Watts, Sheldon. "Epidemics." Encyclopedia of Children and Childhood: In History and Society. Ed. Paula S. Fass. Vol. 1. New York: Macmillan Reference USA, 2004. 326. Gale Virtual Reference Library. Web. 18 Nov. 2016.
"Physical Culture: Health fads". Encyclopædia Britannica. Encyclopædia Britannica Online. Encyclopædia Britannica Inc., 2016. Web. 18 Nov. 2016.
Barker, E. O., M.D. "'Nuxated Iron' Not Always 'Nux'-less." Correspondence. JAMA 81(4) July 23, 1923, p. 319. Web. 17 August 2016.
"Facts: Doan's Kidney Pills." Michigan Food and Drug Monthly. The State of Michigan Food and Drug Department. January, 1919, p. 7. Google ebook. Web. 30 Nov. 2016.
Wykoff, Joseph. "Dr. Carter: Pharmacist and Physician." History and Memorabilia -- Erie Pennsylvania. Posted 1/2014. Web. 25 August 2016.
South Bend Remedy Company Building Wikipedia. Web. 30 August 2016.
History of the expansion of Vinol advertisements by Louis K. Liggett, click here. Woolley, Edward Mott. “How Liggett Built Up the United Drug Company.” Printers' Ink, v. 102, no. 8, February 21, 1918, p. 3+ Web. 31 August 2016.
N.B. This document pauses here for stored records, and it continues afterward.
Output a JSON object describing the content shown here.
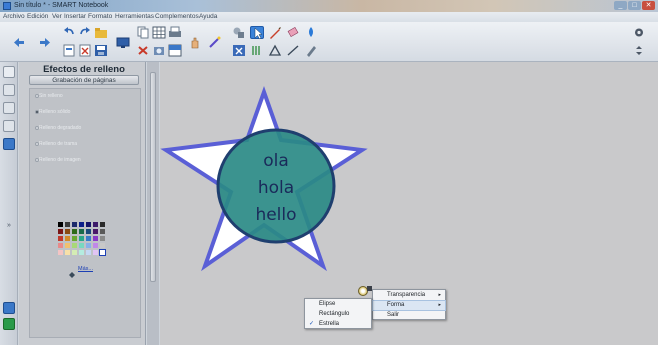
{
  "window": {
    "title": "Sin título * - SMART Notebook",
    "controls": [
      "minimize",
      "maximize",
      "close"
    ]
  },
  "menubar": {
    "items": [
      "Archivo",
      "Edición",
      "Ver",
      "Insertar",
      "Formato",
      "Herramientas",
      "Complementos",
      "Ayuda"
    ]
  },
  "properties_panel": {
    "title": "Efectos de relleno",
    "subtitle": "Grabación de páginas",
    "fill_options": [
      {
        "label": "Sin relleno",
        "selected": false
      },
      {
        "label": "Relleno sólido",
        "selected": true
      },
      {
        "label": "Relleno degradado",
        "selected": false
      },
      {
        "label": "Relleno de trama",
        "selected": false
      },
      {
        "label": "Relleno de imagen",
        "selected": false
      }
    ],
    "more_colors_link": "Más...",
    "palette": [
      "#000000",
      "#3a3a3a",
      "#1b2a6b",
      "#0b1f8a",
      "#14146a",
      "#3c1a6a",
      "#2a2a2a",
      "#7a1616",
      "#8a4a12",
      "#2e6a1a",
      "#1a6a4a",
      "#1a4a7a",
      "#4a1a6a",
      "#5a5a5a",
      "#c0392b",
      "#d38b2a",
      "#6aa832",
      "#2aa88a",
      "#3a7ac8",
      "#8a3ac8",
      "#8a8a8a",
      "#e88a8a",
      "#f0c070",
      "#a8d878",
      "#78d8c0",
      "#88b0e8",
      "#c088e8",
      "#c8c8c8",
      "#f4c4c4",
      "#f8e0a8",
      "#d4ecb4",
      "#b4ece0",
      "#c4d8f4",
      "#e0c4f4",
      "#ffffff"
    ]
  },
  "canvas": {
    "text_lines": [
      "ola",
      "hola",
      "hello"
    ],
    "star_fill": "#ffffff",
    "star_stroke": "#5a5fd6",
    "circle_fill": "#2a8a86",
    "circle_stroke": "#1f3f6f"
  },
  "context_menu_main": {
    "items": [
      {
        "label": "Transparencia",
        "has_submenu": true
      },
      {
        "label": "Forma",
        "has_submenu": true,
        "highlighted": true
      },
      {
        "label": "Salir",
        "has_submenu": false
      }
    ]
  },
  "context_menu_shape": {
    "items": [
      {
        "label": "Elipse",
        "checked": false
      },
      {
        "label": "Rectángulo",
        "checked": false
      },
      {
        "label": "Estrella",
        "checked": true
      }
    ]
  },
  "icons": {
    "back": "arrow-left-icon",
    "forward": "arrow-right-icon",
    "undo": "undo-icon",
    "redo": "redo-icon",
    "select": "pointer-icon",
    "pen": "pen-icon",
    "eraser": "eraser-icon",
    "line": "line-icon",
    "shapes": "shapes-icon",
    "text": "text-icon",
    "settings": "gear-icon",
    "more": "expand-icon"
  }
}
Federal authorities seized Vinol, during 1917-1918, “on the ground that the therapeutic claims made for the product were fraudulent . . .” “The Propaganda for Reform: Susto—Nee Vinol Powder.” Journal of the American Medical Association, Volume 79(18), October 28, 1932, p. 1538. Web. 31 August 2016.
"Patent medications weren’t nationally regulated until the 1906 Pure Food and Drug Act, and even after that, it was updated and amended many times to include more regulations on what shouldn’t be included in over-the-counter medications . . . So for a long time, medicines had ingredients that would never be allowed today.”
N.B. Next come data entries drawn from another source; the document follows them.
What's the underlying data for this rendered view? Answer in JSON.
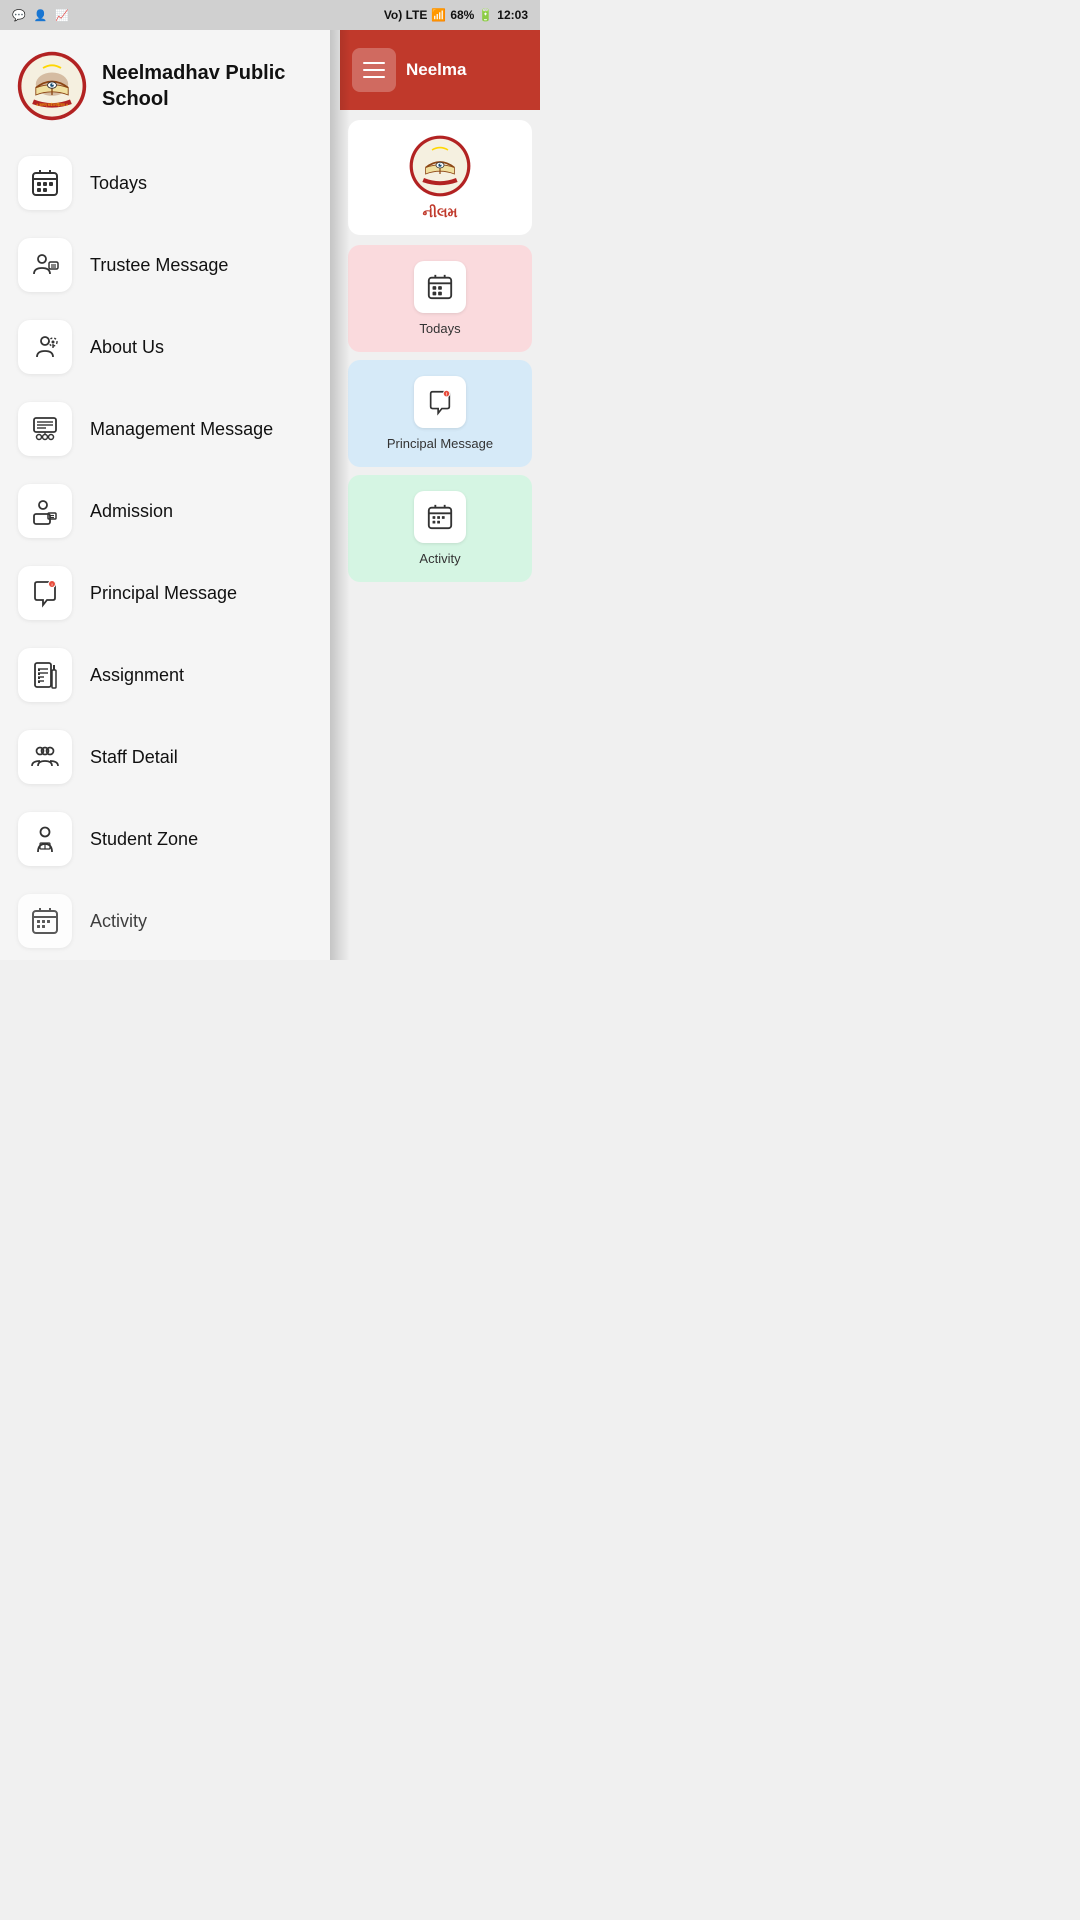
{
  "statusBar": {
    "time": "12:03",
    "battery": "68%",
    "network": "Vo) LTE"
  },
  "drawer": {
    "schoolName": "Neelmadhav Public School",
    "menuItems": [
      {
        "id": "todays",
        "label": "Todays",
        "icon": "calendar-grid"
      },
      {
        "id": "trustee-message",
        "label": "Trustee Message",
        "icon": "trustee"
      },
      {
        "id": "about-us",
        "label": "About Us",
        "icon": "about"
      },
      {
        "id": "management-message",
        "label": "Management Message",
        "icon": "management"
      },
      {
        "id": "admission",
        "label": "Admission",
        "icon": "admission"
      },
      {
        "id": "principal-message",
        "label": "Principal Message",
        "icon": "principal-msg"
      },
      {
        "id": "assignment",
        "label": "Assignment",
        "icon": "assignment"
      },
      {
        "id": "staff-detail",
        "label": "Staff Detail",
        "icon": "staff"
      },
      {
        "id": "student-zone",
        "label": "Student Zone",
        "icon": "student"
      },
      {
        "id": "activity",
        "label": "Activity",
        "icon": "activity-cal"
      }
    ]
  },
  "rightPanel": {
    "headerText": "Neelma",
    "schoolNameGujarati": "નીલમ",
    "gridItems": [
      {
        "id": "todays-grid",
        "label": "Todays",
        "color": "pink"
      },
      {
        "id": "principal-grid",
        "label": "Principal Message",
        "color": "blue"
      },
      {
        "id": "activity-grid",
        "label": "Activity",
        "color": "mint"
      }
    ]
  }
}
Katherine Ott, curator, Division of Medicine and Science at the Smithsonian’s National Museum of American History
". . . patent medicine purveyors quite effectively exploited popular - and very real - anxieties about health and well-being at a time when formally-trained physicians were expensive and difficult to come by . . ." [Woloson]
"The services rendered by the American Medical Association in its battles against quackery have been widely recognized as one of the most important services in behalf of the people of the United States. The effects of its exposes have been most salutary in preventing quackery and charlatanism which might well have been rampant, at least until the passing of the more recent Pure Food and Drugs Act and the Wheeler-Lea bill." [Fisbein]
Author James Norris noted, in the 1890s, it was "Concern that aroused public opinion might harm the entire advertising business led the more reputable advertising agencies to curtail their business with patent medicine firms."